Visual Arts Department

 

 

Home
About Us
Guestbook
Mr. Sacco
Mrs. Keane
Mr. Esser
Other Instructors
Odds & Ends
Links

 

 

 

 

 

Principles of Design

BALANCE
is the distribution of the visual weight of objects, colors, texture, and space. If the design was a scale these elements should be balanced to make a design feel stable.

In symmetrical balance, the elements used on one side of the design are similar to those on the other side.

In asymmetrical balance, the sides are different but still look balanced.

In radial balance, the elements are arranged around a central point and may be similar.

EMPHASIS
is the part of the design that catches the viewer's attention. Usually the artist will make one area stand out by contrasting it with other areas. The area will be different in size, color, texture, shape, etc.

PROPORTION
is concerned with the size relationships of one part to the whole and one part to another.

RHYTHM/MOVEMENT
is created when one or more elements of design are used repeatedly to create a feeling of organized movement. Variety is essential to keep rhythm exciting and active, and moving the viewer around the artwork. Rhythm creates a mood like music or dancing.

UNITY
is the feeling of harmony between all parts of the artwork creating a sense of oneness or completeness. Unity can be established by the following methods:

Proximity. Placing objects close together.

Continuation. Using edges or lines that travel from one part of a composition to another

Repetition. Repeating the elements of design (line, shape, color and texture) creates unity within the artwork.

 

Elements of Art/Design

Line
is a mark with greater length than width. Lines can be horizontal, vertical or diagonal, straight or curved, thick or thin.

Shape
is a closed line. Shapes can be geometric, like squares and circles; or organic, like free formed shapes or natural shapes. Shapes are flat and can express length and width.

Forms
are three-dimensional shapes, expressing length, width, and depth. Balls, cylinders, boxes and triangles are forms.

Space
is the area between and around objects. The space around objects is often called negative space; negative space has shape. Space can also refer to the feeling of depth. Real space is three-dimensional: in visual art when we can create the feeling or illusion of depth we call it space.

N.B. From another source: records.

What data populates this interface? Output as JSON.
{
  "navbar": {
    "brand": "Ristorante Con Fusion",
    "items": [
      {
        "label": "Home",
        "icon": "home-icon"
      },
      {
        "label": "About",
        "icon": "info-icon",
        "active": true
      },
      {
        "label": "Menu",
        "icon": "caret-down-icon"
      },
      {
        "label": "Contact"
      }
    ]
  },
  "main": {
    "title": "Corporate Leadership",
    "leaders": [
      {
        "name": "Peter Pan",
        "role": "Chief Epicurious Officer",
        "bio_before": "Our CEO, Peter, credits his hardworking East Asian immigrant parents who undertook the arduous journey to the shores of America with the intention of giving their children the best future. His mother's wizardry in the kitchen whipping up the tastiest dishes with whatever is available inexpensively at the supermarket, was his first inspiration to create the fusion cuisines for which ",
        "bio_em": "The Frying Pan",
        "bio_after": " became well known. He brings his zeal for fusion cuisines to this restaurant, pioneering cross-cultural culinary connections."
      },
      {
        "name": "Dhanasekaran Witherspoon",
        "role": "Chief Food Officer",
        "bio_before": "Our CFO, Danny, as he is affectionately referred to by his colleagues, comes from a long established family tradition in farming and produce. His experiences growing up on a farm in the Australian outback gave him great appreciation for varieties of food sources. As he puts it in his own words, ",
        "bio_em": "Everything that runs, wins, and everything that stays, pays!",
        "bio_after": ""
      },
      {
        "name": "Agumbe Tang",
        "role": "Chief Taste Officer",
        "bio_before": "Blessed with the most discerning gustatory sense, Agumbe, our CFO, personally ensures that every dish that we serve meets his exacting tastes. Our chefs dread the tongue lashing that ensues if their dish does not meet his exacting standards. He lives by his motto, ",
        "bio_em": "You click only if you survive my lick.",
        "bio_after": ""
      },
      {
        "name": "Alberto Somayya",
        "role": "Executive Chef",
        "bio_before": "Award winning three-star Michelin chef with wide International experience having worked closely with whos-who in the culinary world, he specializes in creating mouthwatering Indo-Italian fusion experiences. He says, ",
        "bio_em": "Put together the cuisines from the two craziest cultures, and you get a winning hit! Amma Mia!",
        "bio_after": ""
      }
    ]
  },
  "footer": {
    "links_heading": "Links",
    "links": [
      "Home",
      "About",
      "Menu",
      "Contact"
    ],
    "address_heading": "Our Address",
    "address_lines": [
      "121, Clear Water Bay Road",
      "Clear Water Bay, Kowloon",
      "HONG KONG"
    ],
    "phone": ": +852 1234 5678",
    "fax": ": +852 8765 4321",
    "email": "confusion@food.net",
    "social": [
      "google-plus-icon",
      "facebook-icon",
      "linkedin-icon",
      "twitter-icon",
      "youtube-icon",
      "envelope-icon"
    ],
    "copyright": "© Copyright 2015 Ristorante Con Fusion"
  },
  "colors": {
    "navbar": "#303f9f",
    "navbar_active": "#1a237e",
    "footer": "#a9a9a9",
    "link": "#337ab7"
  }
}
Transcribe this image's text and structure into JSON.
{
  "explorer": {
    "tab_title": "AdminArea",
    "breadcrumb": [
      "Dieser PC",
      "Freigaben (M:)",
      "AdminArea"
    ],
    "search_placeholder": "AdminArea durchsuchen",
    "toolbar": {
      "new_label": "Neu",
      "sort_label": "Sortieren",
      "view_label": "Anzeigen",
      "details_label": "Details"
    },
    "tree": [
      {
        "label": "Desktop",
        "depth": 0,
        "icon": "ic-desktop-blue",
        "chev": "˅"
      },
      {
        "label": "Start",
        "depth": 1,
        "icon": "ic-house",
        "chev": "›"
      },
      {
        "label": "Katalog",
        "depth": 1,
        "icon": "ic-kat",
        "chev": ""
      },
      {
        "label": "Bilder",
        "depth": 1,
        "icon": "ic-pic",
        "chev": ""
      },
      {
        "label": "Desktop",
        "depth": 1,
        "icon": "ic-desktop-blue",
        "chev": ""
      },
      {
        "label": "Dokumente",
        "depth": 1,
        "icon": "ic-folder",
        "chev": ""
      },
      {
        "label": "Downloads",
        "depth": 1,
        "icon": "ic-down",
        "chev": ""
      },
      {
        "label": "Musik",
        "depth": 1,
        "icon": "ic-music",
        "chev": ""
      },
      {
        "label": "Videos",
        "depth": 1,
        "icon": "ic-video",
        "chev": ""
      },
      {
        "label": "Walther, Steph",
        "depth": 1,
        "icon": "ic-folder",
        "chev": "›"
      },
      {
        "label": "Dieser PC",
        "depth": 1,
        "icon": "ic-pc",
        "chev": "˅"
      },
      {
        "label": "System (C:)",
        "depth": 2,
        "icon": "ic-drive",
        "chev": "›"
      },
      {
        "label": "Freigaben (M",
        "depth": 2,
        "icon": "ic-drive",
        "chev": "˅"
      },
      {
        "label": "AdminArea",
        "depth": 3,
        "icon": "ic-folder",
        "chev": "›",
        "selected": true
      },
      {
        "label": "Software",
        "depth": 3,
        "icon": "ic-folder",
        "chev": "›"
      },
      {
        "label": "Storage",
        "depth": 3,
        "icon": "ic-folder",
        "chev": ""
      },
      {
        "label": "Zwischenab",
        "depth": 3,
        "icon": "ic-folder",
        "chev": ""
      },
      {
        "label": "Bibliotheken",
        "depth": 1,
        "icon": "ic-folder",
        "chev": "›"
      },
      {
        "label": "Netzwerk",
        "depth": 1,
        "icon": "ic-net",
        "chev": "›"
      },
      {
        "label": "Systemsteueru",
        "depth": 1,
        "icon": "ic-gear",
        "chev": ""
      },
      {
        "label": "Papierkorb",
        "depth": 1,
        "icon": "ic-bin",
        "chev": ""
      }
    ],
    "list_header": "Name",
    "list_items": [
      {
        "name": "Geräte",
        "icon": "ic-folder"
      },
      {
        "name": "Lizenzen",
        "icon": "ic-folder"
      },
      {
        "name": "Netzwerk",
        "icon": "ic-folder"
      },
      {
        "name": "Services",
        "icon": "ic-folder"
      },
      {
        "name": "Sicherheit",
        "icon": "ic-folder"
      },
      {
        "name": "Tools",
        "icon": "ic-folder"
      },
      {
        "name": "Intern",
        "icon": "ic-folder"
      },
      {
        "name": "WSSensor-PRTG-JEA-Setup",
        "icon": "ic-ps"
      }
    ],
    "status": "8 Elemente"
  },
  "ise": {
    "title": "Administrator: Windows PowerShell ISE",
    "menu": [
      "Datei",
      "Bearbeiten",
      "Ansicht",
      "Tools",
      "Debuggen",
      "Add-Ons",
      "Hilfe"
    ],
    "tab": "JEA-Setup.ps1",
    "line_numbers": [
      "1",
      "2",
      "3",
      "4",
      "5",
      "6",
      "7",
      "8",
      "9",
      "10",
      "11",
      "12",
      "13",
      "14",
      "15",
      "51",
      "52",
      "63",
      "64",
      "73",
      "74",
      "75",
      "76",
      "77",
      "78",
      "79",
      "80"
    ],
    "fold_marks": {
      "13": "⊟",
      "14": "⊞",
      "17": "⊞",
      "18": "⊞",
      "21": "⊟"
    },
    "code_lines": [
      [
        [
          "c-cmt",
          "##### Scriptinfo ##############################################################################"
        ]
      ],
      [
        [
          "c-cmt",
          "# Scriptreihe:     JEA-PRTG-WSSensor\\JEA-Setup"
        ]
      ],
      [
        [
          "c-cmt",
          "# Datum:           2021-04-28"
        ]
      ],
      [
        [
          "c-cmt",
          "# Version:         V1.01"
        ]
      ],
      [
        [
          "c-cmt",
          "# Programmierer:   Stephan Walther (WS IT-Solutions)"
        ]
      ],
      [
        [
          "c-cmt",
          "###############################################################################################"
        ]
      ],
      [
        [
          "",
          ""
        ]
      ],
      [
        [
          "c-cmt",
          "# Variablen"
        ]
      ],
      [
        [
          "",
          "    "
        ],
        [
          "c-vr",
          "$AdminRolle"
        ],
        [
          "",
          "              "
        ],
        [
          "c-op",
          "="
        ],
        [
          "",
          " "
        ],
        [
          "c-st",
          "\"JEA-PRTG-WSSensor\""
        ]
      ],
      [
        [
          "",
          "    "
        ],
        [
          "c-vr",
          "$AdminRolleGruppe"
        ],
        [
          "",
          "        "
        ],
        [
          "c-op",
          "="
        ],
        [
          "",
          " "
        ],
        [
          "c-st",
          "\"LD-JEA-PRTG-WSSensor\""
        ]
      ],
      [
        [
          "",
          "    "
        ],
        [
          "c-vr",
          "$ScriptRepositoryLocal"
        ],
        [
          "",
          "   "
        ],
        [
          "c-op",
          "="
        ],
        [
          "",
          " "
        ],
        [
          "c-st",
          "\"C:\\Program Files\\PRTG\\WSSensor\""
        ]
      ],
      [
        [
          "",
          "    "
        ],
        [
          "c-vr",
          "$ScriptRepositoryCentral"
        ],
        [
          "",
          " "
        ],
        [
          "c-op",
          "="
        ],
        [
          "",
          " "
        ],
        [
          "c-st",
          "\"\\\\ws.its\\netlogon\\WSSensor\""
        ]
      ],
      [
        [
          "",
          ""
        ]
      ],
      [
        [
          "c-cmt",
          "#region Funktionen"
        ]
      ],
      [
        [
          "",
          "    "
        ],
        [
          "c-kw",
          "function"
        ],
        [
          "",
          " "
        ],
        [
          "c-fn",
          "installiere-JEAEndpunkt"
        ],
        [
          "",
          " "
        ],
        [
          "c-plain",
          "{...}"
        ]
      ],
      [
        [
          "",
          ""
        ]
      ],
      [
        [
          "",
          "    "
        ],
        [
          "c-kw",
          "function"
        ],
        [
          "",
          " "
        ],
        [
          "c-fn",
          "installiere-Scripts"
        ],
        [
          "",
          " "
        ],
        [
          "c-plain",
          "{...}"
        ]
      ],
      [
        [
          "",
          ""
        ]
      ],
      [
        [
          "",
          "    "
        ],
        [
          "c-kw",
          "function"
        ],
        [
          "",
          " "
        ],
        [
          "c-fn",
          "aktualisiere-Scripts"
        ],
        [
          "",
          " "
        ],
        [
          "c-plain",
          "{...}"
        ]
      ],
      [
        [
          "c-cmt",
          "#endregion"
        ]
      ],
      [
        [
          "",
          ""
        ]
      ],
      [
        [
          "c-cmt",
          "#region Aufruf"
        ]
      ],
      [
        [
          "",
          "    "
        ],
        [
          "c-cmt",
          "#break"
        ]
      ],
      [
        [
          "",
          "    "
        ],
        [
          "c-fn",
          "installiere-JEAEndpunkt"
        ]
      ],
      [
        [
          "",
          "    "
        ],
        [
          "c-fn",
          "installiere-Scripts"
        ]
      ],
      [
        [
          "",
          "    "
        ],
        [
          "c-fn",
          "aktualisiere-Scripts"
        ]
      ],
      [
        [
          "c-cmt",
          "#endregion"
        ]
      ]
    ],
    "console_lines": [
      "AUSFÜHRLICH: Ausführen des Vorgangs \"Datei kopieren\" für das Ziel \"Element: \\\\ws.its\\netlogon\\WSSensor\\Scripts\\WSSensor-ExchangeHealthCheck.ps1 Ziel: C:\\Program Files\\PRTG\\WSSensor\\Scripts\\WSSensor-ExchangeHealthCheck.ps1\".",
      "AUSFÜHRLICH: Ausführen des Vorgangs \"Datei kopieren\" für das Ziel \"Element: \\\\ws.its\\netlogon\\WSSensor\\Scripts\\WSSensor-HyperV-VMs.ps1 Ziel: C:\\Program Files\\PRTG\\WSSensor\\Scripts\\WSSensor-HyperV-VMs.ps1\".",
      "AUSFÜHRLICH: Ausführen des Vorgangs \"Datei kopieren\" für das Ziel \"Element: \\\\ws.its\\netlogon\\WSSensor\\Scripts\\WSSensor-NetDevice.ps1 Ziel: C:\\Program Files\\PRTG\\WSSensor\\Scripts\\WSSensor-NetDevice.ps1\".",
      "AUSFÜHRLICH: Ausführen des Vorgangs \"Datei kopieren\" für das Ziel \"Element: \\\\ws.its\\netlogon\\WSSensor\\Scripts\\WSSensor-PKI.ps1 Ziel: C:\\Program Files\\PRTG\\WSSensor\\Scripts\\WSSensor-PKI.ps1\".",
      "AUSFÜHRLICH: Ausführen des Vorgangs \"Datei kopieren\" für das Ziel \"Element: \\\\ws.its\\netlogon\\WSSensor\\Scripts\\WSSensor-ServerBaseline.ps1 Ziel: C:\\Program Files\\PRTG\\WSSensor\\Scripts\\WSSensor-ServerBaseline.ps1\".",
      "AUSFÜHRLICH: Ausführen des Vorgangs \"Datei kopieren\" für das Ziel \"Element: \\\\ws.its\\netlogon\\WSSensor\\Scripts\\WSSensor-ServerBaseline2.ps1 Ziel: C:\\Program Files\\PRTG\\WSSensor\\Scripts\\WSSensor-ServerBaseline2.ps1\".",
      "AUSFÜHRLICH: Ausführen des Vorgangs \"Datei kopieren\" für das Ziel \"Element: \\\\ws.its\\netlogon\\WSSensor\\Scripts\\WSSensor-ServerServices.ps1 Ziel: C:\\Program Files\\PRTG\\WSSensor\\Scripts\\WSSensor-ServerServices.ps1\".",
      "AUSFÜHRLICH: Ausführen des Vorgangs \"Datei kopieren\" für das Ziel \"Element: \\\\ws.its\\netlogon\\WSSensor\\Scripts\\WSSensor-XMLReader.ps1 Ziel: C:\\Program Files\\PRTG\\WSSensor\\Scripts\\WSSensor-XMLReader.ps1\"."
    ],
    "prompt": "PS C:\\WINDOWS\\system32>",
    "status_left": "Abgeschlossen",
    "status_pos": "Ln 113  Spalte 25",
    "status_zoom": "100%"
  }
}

Color
is light reflected off objects. Color has three main characteristics: hue or its name (red, green, blue, etc.), value (how light or dark it is), and intensity (how bright or dull it is).

Value
is the element of art that deals with darkness or lightness. Value depends on how much light a surface reflects. Value is also one of the three properties of color.

Texture
is the surface quality that can be seen and felt. Textures can be rough or smooth, soft or hard. Textures do not always feel the way they look; for example, a drawing of a porcupine may look prickly, but if you touch the drawing, the paper is still smooth.